John FitzGerald: NTMA actions a lesson in facing economic crises

Borrowing strategy of agency before and after bailout gave Ireland a valuable cushion

 Conor O’Kelly, CEO of the National Treasury Management Agency: Ireland’s success in weathering the storm  owes a significant amount to the successful management of the crisis by the NTMA. Photograph: Sara Freund / The Irish Times

Conor O’Kelly, CEO of the National Treasury Management Agency: Ireland’s success in weathering the storm owes a significant amount to the successful management of the crisis by the NTMA. Photograph: Sara Freund / The Irish Times

 

One of the major legacies of the financial crisis has been a massive build-up of government debt, as well as a crisis in private debt. At the height of the recession, some commentators argued that Ireland’s debt burden would spiral out of control and overwhelm the economy. However, from the vantage point of 2016, it is clear that these fears were, thankfully, unwarranted.

The recovery in GDP has enabled the debt/GDP ratio to come down from a peak of 120 per cent to under 100 per cent last year. The return to growth reflects a payoff for the sacrifices made in the 2009-2013 period, an underlying vibrant real economy, and some lucky breaks.

Ireland’s success in weathering the storm also owes a significant amount to the successful management of the crisis by the National Treasury Management Agency (NTMA). From the beginning of 2008, before the crisis truly erupted, the NTMA borrowed much larger sums of money than were needed to fund even the sky-rocketing government borrowing requirement.

In 2008 the NTMA borrowed an extra 10 per cent of GDP, or around €20 billion more than the government deficit. This borrowing, before the magnitude of the crisis was fully apparent to the financial markets, had the advantage that the NTMA was able to achieve relatively attractive interest rates.

While some of the 2008 borrowing was short-term, the NTMA continued to build up its war chest in 2009, and to convert short-term into long-term debt. By the end of 2009, Ireland held cash amounting to more than 18 per cent of GDP.

At the time, it looked as if this cushion would allow the government to ignore any disturbances in financial markets.

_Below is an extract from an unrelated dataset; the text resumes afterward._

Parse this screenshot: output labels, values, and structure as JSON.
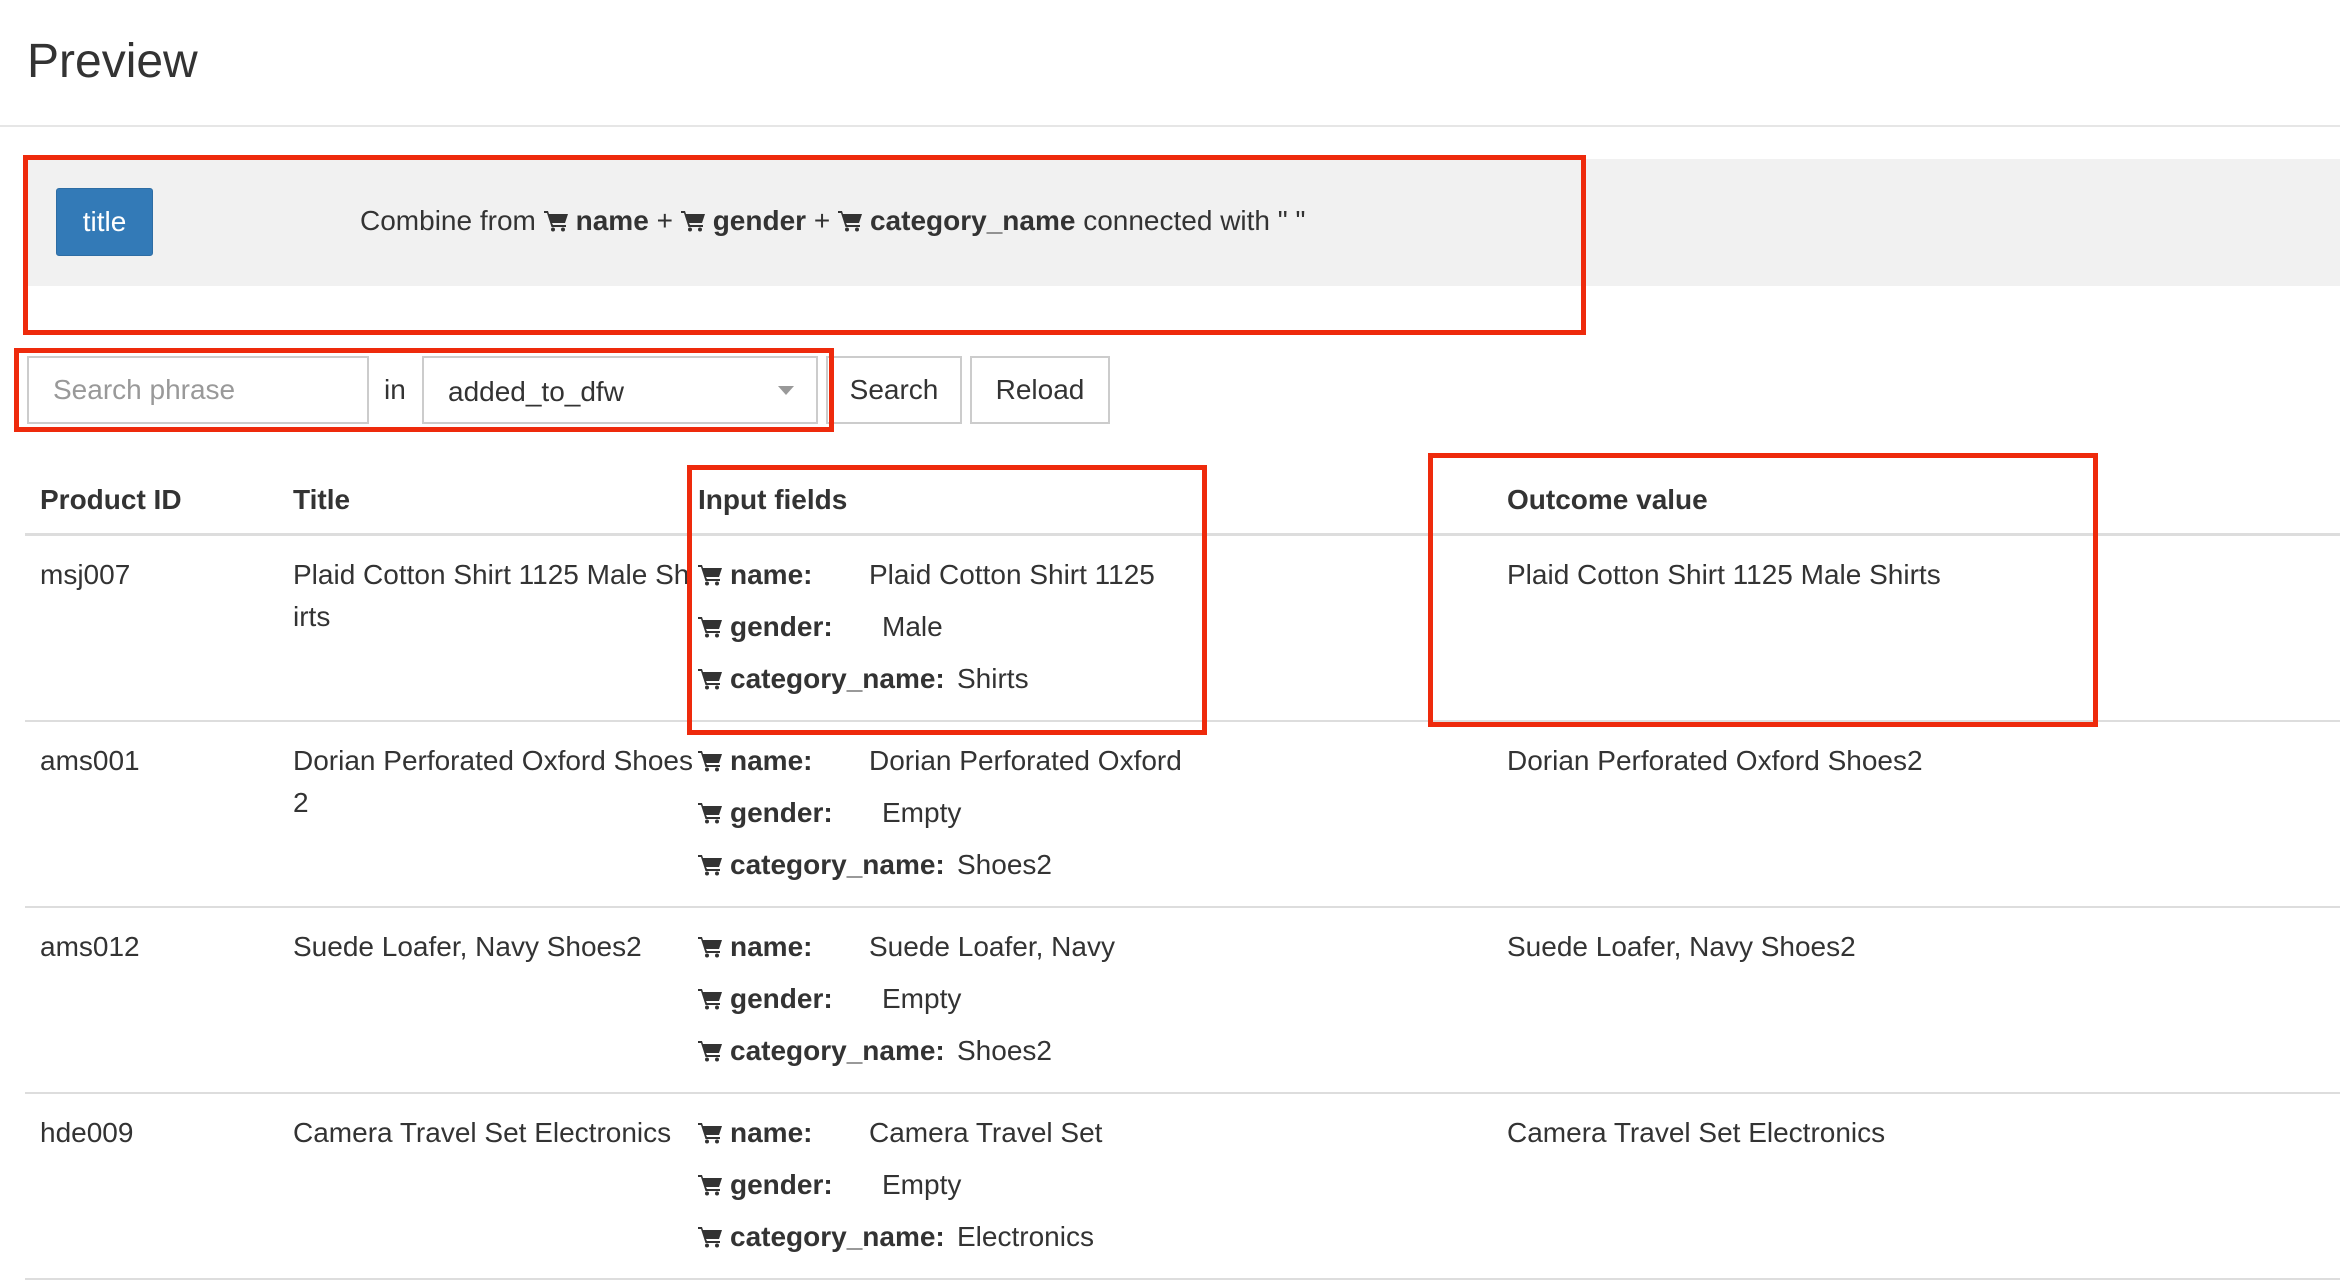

However, the scale of the problems in the banking system, which became apparent over the course of 2010, absorbed all of the buffer available to the State. As a consequence, the government was forced to seek the assistance of the troika in the bailout in December 2010.

Large amounts of cash

Even after the bailout, which promised adequate funding for Ireland for the three subsequent years, the NTMA continued to hold large amounts of cash. These holdings probably cost about 0.5 per cent of GDP in additional interest a year. However, having this cushion ensured that the government would have had significant bargaining power if, as in Greece, there had been rows with the troika about the bailout terms. In the event, this precaution proved unnecessary.

The availability of this large cash buffer greatly facilitated the return to normal funding when the bailout ended. The financial markets knew that Ireland did not have to borrow for at least a year after exiting the bailout, which strengthened the government’s position. The result was a very smooth return to normal market funding.

In addition to the availability of funding through the bailout, EU support was, after some renegotiation, supplied on favourable terms. While the IMF funding was expensive, the terms allowed Ireland to repay it early.

Since the exit from the bailout, Ireland has been greatly assisted by the policies of the ECB, which have driven the cost of borrowing to unheard-of lows. This policy change was not anticipated at the height of the crisis, and is very fortunate for countries, such as Ireland, with large debts.

This means that the bonds being repaid this year can be funded through new borrowing at exceptionally low interest rates. The effect of this piece of good fortune will be to reduce interest payments by around €300 million this year, and again next year.

The result of these positive developments is that, while the debt-to-GDP ratio was just under 100 per cent last year, national debt interest accounted for only 3.1 per cent of GDP. In the previous economic crisis in the 1980s, debt interest payments peaked at 9 per cent of GDP.

Thus the burden of the large debt on the standard of living of everyone in Ireland is actually very low, and likely to fall further in the next two years. The low interest rates are also benefiting countries such as Portugal and Spain, making the fallout from this financial crisis and the build-up of debt very different from that of previous crises.

Finally, the successful management by the NTMA offers some lessons for countries facing similar crises: it is better to borrow early, while you still can, and to hold significant reserves of cash. Such a policy strengthens a country’s bargaining power on financial markets.